When I first thought about the future of data analytics, I started researching to find out what industry experts have to say.  But if experts are thinking about the long-term future, they aren’t talking.

j04018286 150x150 photo (bi in the cloud)

When I first thought about the future of data analytics, I started researching to find out what industry experts have to say.  But if experts are thinking about the long-term future, they aren’t talking.

Though there was discussion around the future of Business Intelligence (BI) for a while, there hasn’t been much in the past couple of years.  And many of the ideas that were still on the horizon in 2006 or 2008 are flowing into the mainstream now:  integration of BI with social networking, BI on mobile devices, BI in the cloud, BI for petabytes of data, collaborative BI, business-driven BI, and so on.  The laggard is BI for unstructured data, which everyone knows is important but still isn’t nearing realization.  The pursuit of unstructured data is getting plenty of attention, though, and progress will undoubtedly speed up.

 So by 2020, that problem may be in the past—and the process of gathering, analyzing and utilizing business data could look very different than it does today.  For example:
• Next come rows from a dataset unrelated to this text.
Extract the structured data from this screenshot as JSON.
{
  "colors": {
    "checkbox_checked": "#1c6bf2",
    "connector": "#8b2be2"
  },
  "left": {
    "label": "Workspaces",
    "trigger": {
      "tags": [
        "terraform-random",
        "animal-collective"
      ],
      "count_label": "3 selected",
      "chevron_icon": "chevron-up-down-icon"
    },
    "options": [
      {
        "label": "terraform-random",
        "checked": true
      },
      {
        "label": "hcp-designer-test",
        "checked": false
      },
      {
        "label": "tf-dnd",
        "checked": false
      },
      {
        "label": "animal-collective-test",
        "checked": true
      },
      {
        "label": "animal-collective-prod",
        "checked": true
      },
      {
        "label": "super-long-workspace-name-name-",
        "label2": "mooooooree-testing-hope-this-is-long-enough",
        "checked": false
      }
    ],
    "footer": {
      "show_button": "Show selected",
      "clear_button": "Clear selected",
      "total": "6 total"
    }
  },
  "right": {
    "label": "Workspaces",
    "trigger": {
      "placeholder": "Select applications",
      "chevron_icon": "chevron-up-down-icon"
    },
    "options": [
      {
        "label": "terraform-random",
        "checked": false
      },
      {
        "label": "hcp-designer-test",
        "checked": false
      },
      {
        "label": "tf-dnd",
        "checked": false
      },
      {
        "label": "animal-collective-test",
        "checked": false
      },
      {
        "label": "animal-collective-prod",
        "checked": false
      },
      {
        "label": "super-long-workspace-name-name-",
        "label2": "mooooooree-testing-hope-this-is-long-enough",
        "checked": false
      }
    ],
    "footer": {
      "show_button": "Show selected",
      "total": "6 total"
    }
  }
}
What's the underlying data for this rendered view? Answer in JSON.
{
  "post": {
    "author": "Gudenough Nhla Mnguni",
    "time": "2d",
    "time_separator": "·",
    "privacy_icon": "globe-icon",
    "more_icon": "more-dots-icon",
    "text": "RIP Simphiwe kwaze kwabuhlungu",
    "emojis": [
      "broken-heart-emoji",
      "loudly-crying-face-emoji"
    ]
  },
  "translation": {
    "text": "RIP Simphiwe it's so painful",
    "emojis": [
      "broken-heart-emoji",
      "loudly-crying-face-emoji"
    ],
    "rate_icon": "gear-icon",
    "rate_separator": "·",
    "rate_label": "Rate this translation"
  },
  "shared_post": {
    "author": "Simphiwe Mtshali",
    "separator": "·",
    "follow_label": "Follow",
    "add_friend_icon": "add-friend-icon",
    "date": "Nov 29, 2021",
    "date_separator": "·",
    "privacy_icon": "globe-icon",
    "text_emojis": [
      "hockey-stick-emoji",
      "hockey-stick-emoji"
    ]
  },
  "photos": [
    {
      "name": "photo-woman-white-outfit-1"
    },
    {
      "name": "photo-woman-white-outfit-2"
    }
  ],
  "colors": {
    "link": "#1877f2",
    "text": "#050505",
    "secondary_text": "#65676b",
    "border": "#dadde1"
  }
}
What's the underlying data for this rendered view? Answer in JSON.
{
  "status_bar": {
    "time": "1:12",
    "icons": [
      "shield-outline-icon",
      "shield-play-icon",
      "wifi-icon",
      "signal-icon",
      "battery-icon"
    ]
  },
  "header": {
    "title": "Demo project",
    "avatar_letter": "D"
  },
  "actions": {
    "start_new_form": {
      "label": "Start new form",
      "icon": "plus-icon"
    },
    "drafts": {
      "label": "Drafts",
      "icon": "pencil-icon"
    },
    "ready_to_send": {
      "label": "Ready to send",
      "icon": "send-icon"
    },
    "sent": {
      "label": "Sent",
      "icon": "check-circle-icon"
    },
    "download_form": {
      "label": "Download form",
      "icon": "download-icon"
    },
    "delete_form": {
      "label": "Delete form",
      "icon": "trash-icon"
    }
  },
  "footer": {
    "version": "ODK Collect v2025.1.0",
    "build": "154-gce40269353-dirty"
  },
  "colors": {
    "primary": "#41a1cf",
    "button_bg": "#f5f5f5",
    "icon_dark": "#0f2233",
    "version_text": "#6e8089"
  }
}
  • There might not be a separate analytics process.  BA may be seamlessly integrated into a single enterprise-wide information management system that extracts and organizes business intelligence in the background, with relatively little human involvement.
  • Or everyone could be an analyst.  Users might be able to ask natural language questions in real time and (presto) get back data that’s intuitively pre-organized, accessible from any platform, and effortlessly actionable.
  • On the other hand . . . there could be a complete reversal of the current direction.  Instead of giving end users more direct access to data and easy-to-use BI tools, the next great thing may be a return to the past, with mainframe-like supercomputers whirring away at massive amounts of data and rooms full of dedicated data-wranglers to manifest results in super-customized formats.

There are undoubtedly many more possibilities, but one thing seems certain:  The information landscape of 2020 will be quite a change from the one we see today.  (For some related ideas, check out this interview with Seth Grimes on new tools for business analytics.)

Cynthia Giles
Spotfire Blogging Team

Image Credit: Mirosoft Office Clip Art